Students Recognize Outstanding Advisers

Students Recognize Outstanding Advisers


The best adviser contest, which ran from April 2 until April 16, asked students to write a 250-word essay to describe “What particular qualities or practices students think make for excellent advising, and identify specific advisors that students believe are excellent.”

The student winners were Jen Shields, Fordham College at Lincoln Center (FCLC) ’14 who wrote about Maria Ruvoldt, a professor in the art history and music department , and Sherry Yuan, FCLC ’15, who nominated Elizabeth Stone, professor in the communications and media studies department here.

Ruvoldt, one of the professors to be nominated by a student as the best academic advisor here, recalled a conversation she had with President Rev. Joseph M. McShane, S.J. when she first started teaching at Fordham six years ago.

“He said, ‘Every student you talk to, in the moment that you speak to them, is the single most important student at Fordham.’ I really took that to heart, so I’m honored that my students recognize the concern that I have for them.”

“I’m always full of advice,” Stone joked, “so it didn’t occur to me that I was doing anything particularly meritorious.”

Yuan, however, expressed that Stone’s advice has had a very significant impact.

“Something that I struggle a lot with is just procrastinating all the time, so for her to actually call me out, or maybe not call me out, but to be honest with me about that was something I really appreciated,” Yuan said. “She’s the professor I feel closest with because I feel like she shows a genuine interest in me and actually cares about what I have to say.” Yuan paused to laugh. “Although she definitely inputs her own opinion as well,” she added.

Honesty was a common trait students attributed to their advisers in many of the essays.

In Shields’ essay, she wrote, “I appreciate [Ruvoldt’s] honesty and regard it as the biggest sign of care any teacher has ever shown me.”

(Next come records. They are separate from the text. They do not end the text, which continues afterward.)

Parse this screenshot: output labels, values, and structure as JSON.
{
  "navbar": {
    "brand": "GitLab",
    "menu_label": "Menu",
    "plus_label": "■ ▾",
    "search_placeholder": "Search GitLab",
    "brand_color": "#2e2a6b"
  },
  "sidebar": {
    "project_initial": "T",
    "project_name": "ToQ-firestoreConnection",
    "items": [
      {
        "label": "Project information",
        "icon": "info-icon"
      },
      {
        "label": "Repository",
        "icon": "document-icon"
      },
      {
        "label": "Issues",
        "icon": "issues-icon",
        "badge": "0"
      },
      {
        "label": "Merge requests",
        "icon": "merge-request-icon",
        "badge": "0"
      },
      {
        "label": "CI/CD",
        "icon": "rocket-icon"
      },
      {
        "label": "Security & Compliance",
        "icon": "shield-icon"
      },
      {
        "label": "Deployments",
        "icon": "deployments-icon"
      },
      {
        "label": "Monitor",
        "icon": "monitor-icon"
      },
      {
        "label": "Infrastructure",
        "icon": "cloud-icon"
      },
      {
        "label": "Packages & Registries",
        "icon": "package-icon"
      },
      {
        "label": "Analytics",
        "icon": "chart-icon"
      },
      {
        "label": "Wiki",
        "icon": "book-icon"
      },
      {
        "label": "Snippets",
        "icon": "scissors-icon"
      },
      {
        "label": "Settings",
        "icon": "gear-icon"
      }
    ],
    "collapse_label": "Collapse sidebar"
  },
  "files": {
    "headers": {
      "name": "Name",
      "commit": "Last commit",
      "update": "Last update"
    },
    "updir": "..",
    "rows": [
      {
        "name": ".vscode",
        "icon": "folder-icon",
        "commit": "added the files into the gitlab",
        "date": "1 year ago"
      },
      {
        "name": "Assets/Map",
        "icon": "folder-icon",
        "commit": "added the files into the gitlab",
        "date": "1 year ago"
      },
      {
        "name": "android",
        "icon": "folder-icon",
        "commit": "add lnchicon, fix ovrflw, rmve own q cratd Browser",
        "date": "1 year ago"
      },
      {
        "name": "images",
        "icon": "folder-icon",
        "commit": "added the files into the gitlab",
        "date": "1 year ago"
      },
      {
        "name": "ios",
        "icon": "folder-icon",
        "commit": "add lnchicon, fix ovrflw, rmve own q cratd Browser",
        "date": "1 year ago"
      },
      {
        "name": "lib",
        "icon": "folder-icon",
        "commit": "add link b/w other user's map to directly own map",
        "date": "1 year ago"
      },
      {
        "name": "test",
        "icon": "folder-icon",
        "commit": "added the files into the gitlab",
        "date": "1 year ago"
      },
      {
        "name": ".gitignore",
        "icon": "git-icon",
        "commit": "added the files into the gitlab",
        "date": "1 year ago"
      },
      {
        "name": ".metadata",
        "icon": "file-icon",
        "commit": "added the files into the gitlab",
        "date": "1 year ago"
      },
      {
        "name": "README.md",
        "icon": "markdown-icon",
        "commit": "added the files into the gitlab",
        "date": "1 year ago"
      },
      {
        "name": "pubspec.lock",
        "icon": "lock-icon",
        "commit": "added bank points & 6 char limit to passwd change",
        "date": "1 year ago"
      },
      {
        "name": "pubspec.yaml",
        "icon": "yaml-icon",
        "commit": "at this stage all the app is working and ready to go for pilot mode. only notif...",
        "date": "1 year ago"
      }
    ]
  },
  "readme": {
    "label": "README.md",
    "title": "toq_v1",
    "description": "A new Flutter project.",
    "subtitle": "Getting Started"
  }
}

Ruvoldt mirrored that sentiment. “I think being honest and straight with your students is the best gift that you can possibly give them—and to see every student as an individual and try to respond to their needs in the moment,” she said.

Other qualities that student contestants admired in their advisers included having an extensive knowledge of their field, accessibility, passion, patience and having an interest in individual students, according to a preliminary analysis of the essays done by Mark Mattson, the associate dean at FCLC who chose the winning essays, based on both style and substance, along with the assistant deans.

“To me this was less about recognizing the outstanding advisers than finding out what students think makes an excellent adviser,” Mattson said. “We had nine outstanding advisers who were praised by students, but there was no one who got more than one vote, so I think they’re all doing a great job.”

The other seven advisers nominated by students were Brian Rose, Amy Aronson, Michael Tueth and Jennifer Clark from the communications and media studies department, Christiana Peppard from the theology department, Matthew Maguire from the theater department and Assistant Dean Vincent DeCola.

The full qualitative analysis of the essays will be distributed to faculty so that they know “what makes a good adviser from a student perspective,” Mattson said.

But for some students, exactly what makes their adviser special isn’t so easy to define.

“I hate saying the word ‘push,’ like people pushing you to be better, but I think that word applies here,” Yuan said, pausing for a second time during a recent interview.

“I guess some professors let you get away with not giving your all, but I think [Professor] Stone can very clearly tell when you’re not and then she approaches you about that. For her I’m actually motivated to do well, not just for myself, but because I respect her. That’s one reason I decided to enter the contest—I think what makes a great professor and a great adviser is when students don’t want to disappoint them,” Yuan said.

For their part, advisers don’t seem to be disappointed.

“I’ve gotten to know Sherry over the last year or so and we’ve had some talks about her interests and her strengths,” Stone said. “The conversations were significant to me, so I’m glad they were significant to her, too.”